Issue 7 

Feature Article


By Judy Huynh

The 6th grade class at Palo Community School has been participating in a pen pal exchange with the Mohomou Refugee School since March of 2003. I first discovered RESPECT when I began taking an online class through iEaRN. Marc Schaeffer wrote to me in the teachers forum and told me about RESPECT, and asked if I was interested in my students having pen pals from a refugee school. We had already been studying hunger issues in developing countries (my social studies curriculum covers africa, asia, and australia), so we expanded it to do more study of refugee issues. We ordered materials from UNHCR, which we used in our classroom, and Marc sent us 23 letters from refugee students in Guinea, West africa. I read the first batch of letters aloud to my students and let them choose the one they wanted to write to.

My students were pretty excited about writing to their pen pals the first time, but it was after they received a personal response from their own pen pal that they became very excited. The day the second packet of letters with photos came from Mohomou School, I passed them out right after lunch so they could read them and share. My students were really touched by the letters from their pen pals. They couldn't believe the troubles and sorrow their pen pals had experienced in their short lives. One of my students said, "Mrs. Huynh, he says the day he received my letter was the happiest day of his life!" To think that they had the power to make a difference in someone's life was an eye-opening experience for them. They couldn't wait to write back to their pen pals, and there was much discussion about what they could do for our new friends. <<more>>


Students Encouraging Global Awareness poster
Students Encouraging Global awareness' (SEGa) annual 12-Hour Relay Fundraiser. Money raised going towards RESPECT's Computers for Refugees Project.

Students run around the track
The Fundraiser getting off to good start as students from Riverside Secondary School in Port Coquitlam, British Columbia run around the track.


Did you know?

an important part of each World Refugee Day celebration is the Nansen Refugee award ceremony which is held on this special day. Formerly known as the Nansen Medal, this almost fifty-year-old prize is named after the Norwegian arctic explorer Fridtjof Nansen, who was appointed in 1921 by the UN's predecessor, the League of Nations, to be the very first High Commissioner for Refugees.

The award, consisting of a medal and a $100,000 monetary prize, is given out yearly to a person or group who excels in supporting refugee causes. This year's winner is Dr. annalena Tonelli, an Italian humanitarian worker who has devoted three decades of her life to helping Somali communities in the remote corners of the Horn of Africa. Recent recipients include Ms. Graca Machel and Maestro Luciano Pavarotti.
Source: UNHCR

The Inter-agency Network for Education in Emergencies (INEE) is pleased to announce the launch of a process to develop global minimum standards for education in emergencies. By developing these standards, INEE aims to improve the quality and effectiveness of education programs in emergencies and early reconstruction in order to better meet the rights of children and adolescents affected by armed conflict and natural disasters. We hope you will all get involved and contribute to this process! <<more>>
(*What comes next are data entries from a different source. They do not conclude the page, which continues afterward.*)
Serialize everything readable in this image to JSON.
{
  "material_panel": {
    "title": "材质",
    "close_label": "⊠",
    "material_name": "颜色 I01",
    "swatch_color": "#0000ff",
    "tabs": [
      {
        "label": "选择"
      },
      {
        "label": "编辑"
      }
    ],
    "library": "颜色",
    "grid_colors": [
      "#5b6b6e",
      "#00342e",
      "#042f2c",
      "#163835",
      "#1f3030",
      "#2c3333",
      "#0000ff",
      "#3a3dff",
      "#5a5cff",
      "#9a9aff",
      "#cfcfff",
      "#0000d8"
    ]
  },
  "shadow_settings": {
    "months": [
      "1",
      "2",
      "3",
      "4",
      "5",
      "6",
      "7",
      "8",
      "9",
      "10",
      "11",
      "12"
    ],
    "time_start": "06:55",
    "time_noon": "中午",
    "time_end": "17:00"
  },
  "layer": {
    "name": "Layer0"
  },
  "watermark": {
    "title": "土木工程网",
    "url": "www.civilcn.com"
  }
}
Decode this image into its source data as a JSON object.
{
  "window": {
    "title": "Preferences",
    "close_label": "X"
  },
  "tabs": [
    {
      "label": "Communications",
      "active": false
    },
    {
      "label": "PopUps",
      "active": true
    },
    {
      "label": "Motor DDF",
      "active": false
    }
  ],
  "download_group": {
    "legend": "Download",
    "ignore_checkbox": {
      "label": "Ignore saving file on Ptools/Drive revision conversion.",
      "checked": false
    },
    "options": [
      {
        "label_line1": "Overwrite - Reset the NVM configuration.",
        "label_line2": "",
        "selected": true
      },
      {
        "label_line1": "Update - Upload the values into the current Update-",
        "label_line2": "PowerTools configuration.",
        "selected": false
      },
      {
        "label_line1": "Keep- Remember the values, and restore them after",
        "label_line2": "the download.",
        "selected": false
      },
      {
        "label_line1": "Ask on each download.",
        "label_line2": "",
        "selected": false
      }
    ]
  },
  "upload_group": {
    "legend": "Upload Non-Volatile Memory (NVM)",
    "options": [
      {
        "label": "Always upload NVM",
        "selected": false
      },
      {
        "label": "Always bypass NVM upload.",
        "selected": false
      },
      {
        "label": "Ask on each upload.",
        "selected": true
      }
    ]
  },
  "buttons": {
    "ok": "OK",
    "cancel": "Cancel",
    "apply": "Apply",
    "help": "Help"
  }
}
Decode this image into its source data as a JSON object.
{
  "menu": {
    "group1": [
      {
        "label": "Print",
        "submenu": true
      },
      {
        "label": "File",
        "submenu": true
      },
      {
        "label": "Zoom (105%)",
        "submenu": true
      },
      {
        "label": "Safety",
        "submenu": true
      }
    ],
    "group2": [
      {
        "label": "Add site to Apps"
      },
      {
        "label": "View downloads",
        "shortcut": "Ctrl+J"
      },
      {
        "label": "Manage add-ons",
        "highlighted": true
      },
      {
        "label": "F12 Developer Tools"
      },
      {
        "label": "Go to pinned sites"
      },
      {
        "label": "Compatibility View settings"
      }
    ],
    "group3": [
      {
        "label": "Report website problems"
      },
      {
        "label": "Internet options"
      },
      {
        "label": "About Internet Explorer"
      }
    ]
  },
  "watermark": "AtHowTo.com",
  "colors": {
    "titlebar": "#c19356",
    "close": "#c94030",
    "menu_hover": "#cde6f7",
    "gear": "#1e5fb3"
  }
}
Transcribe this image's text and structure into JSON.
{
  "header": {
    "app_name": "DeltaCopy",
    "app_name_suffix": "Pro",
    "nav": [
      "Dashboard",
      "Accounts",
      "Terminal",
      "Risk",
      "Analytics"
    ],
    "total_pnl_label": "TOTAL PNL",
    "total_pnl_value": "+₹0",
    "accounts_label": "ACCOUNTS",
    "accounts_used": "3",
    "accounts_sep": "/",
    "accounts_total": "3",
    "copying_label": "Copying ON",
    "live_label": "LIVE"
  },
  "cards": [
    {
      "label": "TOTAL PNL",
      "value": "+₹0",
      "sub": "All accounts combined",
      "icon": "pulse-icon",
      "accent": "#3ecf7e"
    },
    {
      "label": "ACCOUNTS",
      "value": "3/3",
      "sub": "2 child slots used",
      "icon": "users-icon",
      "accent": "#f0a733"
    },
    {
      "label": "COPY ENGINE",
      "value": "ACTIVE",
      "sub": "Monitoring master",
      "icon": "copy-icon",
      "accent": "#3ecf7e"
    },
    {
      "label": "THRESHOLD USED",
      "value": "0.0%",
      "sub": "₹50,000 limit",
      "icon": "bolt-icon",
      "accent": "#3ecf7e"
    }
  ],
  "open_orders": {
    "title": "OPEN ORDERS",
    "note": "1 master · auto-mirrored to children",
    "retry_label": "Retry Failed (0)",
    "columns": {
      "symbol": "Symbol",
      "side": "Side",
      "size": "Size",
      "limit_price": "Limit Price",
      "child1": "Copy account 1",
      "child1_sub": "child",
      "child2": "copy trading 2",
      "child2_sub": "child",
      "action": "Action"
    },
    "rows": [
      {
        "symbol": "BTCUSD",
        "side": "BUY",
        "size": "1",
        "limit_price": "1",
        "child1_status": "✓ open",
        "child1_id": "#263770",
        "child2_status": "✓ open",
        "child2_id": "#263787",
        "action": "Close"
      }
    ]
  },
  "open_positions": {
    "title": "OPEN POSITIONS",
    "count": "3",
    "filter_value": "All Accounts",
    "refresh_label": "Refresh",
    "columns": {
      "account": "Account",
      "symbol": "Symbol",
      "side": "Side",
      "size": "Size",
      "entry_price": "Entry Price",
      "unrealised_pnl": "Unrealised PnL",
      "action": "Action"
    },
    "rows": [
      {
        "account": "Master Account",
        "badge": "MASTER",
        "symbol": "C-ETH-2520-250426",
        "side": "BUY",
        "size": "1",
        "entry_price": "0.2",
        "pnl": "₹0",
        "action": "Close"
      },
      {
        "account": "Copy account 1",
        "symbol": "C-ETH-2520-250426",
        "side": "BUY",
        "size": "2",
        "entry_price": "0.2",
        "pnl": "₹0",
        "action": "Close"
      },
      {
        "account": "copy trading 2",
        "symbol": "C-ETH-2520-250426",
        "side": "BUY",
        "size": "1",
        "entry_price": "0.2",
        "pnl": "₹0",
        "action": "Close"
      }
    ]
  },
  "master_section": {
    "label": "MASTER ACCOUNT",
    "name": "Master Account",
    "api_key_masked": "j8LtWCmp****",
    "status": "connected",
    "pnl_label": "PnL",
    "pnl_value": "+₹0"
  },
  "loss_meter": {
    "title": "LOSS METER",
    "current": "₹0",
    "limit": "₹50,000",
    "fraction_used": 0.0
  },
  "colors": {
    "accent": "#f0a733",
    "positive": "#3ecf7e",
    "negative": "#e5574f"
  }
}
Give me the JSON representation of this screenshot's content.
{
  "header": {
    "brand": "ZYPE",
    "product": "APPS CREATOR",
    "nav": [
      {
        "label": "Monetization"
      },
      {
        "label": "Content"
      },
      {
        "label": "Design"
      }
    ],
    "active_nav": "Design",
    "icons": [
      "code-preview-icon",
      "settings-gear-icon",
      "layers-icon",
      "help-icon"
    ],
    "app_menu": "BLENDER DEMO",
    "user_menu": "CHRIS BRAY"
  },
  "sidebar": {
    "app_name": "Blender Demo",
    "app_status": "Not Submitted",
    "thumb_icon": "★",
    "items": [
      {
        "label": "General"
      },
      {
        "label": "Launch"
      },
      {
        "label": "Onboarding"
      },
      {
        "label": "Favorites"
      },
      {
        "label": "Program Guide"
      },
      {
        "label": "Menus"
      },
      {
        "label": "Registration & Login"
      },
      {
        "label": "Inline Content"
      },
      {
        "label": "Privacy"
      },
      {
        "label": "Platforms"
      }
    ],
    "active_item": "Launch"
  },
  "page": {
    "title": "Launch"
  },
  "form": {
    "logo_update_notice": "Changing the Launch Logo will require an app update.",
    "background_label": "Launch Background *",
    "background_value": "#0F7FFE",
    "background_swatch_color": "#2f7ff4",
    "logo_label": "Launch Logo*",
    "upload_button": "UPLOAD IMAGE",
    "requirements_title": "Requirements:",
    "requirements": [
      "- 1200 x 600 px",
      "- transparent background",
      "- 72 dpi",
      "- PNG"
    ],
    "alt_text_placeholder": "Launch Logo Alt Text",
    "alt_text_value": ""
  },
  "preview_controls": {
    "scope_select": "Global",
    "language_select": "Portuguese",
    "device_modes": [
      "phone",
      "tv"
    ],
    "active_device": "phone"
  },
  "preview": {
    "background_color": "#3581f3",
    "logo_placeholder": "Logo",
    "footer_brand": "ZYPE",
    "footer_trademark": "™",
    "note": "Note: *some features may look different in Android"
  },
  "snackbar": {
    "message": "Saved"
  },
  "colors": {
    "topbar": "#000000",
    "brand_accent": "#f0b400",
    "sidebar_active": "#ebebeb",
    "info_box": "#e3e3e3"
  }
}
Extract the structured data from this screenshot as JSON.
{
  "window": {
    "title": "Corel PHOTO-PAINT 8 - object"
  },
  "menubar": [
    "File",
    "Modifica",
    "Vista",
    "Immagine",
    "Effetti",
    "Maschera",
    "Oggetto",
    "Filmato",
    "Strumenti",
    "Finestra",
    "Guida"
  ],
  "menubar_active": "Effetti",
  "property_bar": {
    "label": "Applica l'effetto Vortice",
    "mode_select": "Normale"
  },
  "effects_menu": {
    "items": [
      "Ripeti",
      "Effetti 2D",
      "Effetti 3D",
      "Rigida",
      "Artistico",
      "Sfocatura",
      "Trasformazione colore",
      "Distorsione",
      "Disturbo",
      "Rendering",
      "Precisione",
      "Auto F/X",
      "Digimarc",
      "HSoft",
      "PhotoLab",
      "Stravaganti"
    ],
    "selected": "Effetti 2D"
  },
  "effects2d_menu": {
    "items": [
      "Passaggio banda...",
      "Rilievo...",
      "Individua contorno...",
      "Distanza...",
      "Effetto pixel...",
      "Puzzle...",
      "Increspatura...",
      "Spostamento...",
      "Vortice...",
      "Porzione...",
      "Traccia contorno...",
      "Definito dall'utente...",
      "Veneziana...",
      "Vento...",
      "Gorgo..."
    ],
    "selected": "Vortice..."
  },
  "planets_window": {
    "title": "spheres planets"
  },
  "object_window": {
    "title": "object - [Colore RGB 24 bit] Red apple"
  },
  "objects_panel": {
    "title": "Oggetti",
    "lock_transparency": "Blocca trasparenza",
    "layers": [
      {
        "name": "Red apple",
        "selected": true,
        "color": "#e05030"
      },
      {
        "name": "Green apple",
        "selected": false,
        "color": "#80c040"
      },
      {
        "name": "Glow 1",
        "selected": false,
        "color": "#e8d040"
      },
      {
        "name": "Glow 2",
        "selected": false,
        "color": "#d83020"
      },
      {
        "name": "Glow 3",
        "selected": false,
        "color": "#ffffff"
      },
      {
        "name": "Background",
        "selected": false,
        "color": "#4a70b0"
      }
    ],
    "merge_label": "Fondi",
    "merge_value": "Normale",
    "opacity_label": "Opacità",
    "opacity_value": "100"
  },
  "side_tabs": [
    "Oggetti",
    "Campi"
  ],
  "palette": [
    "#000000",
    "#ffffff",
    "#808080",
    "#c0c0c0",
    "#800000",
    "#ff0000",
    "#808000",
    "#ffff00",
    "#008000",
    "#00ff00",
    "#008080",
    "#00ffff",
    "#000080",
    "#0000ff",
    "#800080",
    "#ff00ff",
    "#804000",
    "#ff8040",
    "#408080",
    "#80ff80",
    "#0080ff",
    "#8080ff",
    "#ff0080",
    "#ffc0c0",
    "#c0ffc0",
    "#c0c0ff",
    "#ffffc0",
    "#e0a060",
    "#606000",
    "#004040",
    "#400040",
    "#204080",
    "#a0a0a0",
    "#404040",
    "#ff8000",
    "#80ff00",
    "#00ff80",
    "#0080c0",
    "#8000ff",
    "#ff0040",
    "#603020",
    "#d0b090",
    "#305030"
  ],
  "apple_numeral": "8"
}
RESPECT Ezine is now available in French! If you would like to be put on the subscription list please contact Jean-Francois Barthe at Also, if you would like to submit an article in French please do not hesitate to contact the RESPECT team.

Students Encouraging Global awareness (SEGa) was started over 8 years ago at Riverside Secondary School in Port Coquitlam, British Columbia. Their annual fundraiser is a 12-Hour Relay, where close to 120 high school students take turns doing 3 laps around a track once an hour.

This year SEGa sought out RESPECT to help them direct the proceeds raised from the fundraiser to help educate refugees. The specific project selected was the Computers for Refugees project in Northern Uganda, which plans on establishing a computer resource center in the area that would be used by refugee students.


Inter-agency Network for Education in Emergencies logo

The Inter-agency Network for Education in Emergencies (INEE) serves a unique purpose in reaching out to education practitioners around the world working in situations of emergencies and crisis.